What do we see?
As can be seen in the graph below, 68% of primary industrial waste (excl. construction and demolition waste) in 2018 was given a new lease of life thanks to composting, fermentation, reuse, material recycling or use as a secondary raw material.
The gradual increase in the amount of industrial waste getting a new lease of life is partly down to the secondary raw materials that were reported less or not at all before 2012, but also to an actual increase in the amount of secondary raw materials as a result of economic growth.
What’s the aim?
In the implementation plan for household waste and comparable industrial waste, Flanders aims to produce 15% less industrial residual waste by 2022.
What does this indicator measure?

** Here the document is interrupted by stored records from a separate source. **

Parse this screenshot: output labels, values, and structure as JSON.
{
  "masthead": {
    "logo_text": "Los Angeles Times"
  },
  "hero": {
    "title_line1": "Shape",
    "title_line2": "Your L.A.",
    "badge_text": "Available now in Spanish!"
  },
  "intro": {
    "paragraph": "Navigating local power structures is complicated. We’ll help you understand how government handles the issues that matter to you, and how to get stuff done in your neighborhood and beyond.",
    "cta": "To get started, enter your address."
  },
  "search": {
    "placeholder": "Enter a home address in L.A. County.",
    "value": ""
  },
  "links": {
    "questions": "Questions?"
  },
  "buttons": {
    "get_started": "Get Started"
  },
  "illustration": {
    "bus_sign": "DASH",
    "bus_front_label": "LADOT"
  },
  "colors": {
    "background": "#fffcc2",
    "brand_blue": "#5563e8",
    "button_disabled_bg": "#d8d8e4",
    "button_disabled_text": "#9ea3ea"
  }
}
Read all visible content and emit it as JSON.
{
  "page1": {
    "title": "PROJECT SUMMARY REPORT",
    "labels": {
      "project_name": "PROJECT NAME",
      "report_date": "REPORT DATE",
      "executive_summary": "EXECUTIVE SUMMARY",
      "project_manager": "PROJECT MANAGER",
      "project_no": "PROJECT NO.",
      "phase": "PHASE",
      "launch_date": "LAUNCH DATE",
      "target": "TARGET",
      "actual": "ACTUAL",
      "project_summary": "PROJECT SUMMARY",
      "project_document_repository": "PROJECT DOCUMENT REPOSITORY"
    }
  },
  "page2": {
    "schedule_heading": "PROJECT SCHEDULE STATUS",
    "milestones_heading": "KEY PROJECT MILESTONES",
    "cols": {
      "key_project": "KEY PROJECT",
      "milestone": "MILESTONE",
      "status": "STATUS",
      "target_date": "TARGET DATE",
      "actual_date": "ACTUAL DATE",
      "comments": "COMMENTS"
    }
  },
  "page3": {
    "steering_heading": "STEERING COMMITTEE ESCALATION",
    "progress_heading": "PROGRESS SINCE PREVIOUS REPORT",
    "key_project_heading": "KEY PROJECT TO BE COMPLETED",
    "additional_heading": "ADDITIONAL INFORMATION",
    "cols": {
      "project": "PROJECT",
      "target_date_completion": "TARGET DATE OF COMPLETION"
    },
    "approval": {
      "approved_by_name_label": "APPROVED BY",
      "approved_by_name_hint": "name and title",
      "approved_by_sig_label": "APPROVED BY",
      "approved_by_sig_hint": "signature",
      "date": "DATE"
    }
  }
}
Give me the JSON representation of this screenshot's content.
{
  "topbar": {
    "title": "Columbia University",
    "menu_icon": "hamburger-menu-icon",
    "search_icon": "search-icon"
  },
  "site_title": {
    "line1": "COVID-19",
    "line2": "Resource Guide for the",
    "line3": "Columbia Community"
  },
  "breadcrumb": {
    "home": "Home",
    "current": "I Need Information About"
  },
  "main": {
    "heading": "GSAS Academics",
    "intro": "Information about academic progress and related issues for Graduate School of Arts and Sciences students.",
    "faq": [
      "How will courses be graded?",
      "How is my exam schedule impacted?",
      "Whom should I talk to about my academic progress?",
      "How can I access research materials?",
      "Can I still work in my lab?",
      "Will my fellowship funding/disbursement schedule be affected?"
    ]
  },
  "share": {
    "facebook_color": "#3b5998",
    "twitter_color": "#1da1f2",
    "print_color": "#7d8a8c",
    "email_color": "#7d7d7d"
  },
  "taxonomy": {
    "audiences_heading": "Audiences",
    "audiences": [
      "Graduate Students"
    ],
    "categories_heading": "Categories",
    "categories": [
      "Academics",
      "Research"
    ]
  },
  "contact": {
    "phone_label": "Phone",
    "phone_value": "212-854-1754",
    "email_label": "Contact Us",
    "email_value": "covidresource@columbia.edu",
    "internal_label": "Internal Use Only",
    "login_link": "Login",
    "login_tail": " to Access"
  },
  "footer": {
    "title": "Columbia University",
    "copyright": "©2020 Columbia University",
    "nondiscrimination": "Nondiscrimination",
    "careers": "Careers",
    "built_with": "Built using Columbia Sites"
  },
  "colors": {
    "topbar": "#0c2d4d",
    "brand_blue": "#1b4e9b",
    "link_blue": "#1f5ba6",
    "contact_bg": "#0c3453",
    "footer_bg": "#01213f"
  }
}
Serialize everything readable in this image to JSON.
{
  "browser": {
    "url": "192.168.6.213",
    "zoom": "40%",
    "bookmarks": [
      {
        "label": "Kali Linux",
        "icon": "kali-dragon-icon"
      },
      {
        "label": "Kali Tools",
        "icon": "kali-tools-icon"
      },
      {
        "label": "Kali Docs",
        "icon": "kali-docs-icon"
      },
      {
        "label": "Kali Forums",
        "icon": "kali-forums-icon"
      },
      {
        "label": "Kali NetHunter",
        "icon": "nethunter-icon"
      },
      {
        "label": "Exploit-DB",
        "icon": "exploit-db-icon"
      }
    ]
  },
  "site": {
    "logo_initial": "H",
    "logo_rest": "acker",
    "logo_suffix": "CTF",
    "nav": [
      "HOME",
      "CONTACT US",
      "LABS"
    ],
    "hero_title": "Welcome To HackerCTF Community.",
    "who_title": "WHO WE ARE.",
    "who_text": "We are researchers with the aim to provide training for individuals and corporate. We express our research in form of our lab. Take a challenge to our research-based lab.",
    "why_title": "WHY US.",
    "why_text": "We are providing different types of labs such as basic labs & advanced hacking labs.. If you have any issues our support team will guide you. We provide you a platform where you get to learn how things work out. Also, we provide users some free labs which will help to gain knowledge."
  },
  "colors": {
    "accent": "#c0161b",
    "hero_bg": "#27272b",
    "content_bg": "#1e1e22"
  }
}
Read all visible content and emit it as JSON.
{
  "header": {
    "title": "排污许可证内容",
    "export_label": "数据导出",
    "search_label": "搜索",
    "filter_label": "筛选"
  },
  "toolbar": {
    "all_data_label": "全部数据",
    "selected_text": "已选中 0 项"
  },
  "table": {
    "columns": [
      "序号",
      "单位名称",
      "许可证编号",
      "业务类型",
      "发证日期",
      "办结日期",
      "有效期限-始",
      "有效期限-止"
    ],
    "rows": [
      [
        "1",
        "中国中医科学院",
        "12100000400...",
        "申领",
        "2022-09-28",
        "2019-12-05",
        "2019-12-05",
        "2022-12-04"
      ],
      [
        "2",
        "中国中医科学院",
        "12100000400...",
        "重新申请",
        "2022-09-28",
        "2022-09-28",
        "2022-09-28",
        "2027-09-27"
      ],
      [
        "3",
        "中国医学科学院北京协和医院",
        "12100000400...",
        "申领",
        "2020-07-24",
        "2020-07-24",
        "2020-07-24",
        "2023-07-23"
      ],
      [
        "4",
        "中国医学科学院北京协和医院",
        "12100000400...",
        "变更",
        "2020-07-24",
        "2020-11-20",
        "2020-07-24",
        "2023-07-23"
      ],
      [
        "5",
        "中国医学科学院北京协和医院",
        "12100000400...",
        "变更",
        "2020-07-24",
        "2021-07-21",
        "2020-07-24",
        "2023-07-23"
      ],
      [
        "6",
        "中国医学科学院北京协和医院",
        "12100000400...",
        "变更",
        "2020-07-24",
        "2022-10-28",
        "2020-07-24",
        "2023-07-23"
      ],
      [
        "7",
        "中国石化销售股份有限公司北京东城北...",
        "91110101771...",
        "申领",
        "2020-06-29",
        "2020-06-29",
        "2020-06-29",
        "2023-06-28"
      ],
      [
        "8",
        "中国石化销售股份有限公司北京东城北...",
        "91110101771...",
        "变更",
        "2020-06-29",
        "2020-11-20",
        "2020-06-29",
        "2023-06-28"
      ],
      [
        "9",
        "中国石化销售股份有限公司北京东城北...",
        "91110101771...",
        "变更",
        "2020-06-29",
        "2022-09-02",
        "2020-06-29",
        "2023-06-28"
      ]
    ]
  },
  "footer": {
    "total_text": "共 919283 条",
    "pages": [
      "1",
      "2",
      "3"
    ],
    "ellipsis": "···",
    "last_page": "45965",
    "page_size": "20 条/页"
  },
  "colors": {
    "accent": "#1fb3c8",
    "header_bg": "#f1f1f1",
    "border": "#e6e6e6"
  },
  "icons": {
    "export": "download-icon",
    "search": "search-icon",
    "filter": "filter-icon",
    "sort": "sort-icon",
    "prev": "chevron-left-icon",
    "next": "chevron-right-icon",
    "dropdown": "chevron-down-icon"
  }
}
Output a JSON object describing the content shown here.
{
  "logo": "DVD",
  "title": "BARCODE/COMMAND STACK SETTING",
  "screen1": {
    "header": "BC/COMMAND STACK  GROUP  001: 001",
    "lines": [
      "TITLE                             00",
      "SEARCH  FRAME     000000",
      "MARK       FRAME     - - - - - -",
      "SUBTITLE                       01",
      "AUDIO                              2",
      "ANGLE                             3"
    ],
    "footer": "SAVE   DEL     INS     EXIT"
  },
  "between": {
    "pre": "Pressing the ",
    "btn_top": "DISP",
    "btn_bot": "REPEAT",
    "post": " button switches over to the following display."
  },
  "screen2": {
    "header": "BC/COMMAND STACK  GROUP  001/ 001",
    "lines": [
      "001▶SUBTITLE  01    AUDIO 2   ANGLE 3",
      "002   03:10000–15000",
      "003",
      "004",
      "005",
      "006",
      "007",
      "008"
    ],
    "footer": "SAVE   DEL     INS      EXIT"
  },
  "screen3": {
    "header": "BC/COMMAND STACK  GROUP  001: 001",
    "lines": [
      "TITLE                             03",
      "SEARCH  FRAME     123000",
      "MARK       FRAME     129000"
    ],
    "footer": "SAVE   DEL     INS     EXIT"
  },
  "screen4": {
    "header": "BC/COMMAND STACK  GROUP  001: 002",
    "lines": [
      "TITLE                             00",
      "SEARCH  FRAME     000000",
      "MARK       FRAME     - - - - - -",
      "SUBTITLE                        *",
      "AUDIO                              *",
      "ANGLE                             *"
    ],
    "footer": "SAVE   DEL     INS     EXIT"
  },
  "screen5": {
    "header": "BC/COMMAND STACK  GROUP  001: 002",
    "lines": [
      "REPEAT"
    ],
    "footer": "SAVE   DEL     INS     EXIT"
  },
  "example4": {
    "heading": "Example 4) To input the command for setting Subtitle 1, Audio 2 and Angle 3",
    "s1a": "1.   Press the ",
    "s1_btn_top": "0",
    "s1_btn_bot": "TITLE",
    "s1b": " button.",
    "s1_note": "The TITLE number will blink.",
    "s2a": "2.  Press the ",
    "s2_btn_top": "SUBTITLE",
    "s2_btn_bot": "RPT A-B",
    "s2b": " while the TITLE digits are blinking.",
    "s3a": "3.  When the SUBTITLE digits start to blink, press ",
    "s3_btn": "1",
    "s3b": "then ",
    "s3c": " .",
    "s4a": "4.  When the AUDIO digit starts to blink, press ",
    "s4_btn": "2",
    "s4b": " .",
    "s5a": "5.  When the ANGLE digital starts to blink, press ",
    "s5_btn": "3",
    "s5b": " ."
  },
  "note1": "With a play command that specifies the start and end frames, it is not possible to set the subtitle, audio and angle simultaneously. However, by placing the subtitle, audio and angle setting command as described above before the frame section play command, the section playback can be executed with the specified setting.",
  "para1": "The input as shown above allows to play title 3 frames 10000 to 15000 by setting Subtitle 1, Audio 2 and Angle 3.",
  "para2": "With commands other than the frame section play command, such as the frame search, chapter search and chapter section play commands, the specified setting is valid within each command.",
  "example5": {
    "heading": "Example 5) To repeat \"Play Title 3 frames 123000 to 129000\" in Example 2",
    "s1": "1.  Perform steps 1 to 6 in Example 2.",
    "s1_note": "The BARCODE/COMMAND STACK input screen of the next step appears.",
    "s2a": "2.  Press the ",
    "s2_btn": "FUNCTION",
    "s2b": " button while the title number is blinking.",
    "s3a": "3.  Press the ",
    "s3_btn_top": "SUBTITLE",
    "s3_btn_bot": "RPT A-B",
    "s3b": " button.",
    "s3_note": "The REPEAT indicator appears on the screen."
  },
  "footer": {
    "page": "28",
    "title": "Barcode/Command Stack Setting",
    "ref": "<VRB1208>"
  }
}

The recycling rate shows how much primary industrial waste is recycled in one calendar year. We can calculate this on the basis of the total amount of primary industrial waste or on the basis of the primary industrial waste excluding construction or demolition waste. An increase in the recycling rate indicates that the transition to a circular economy is underway.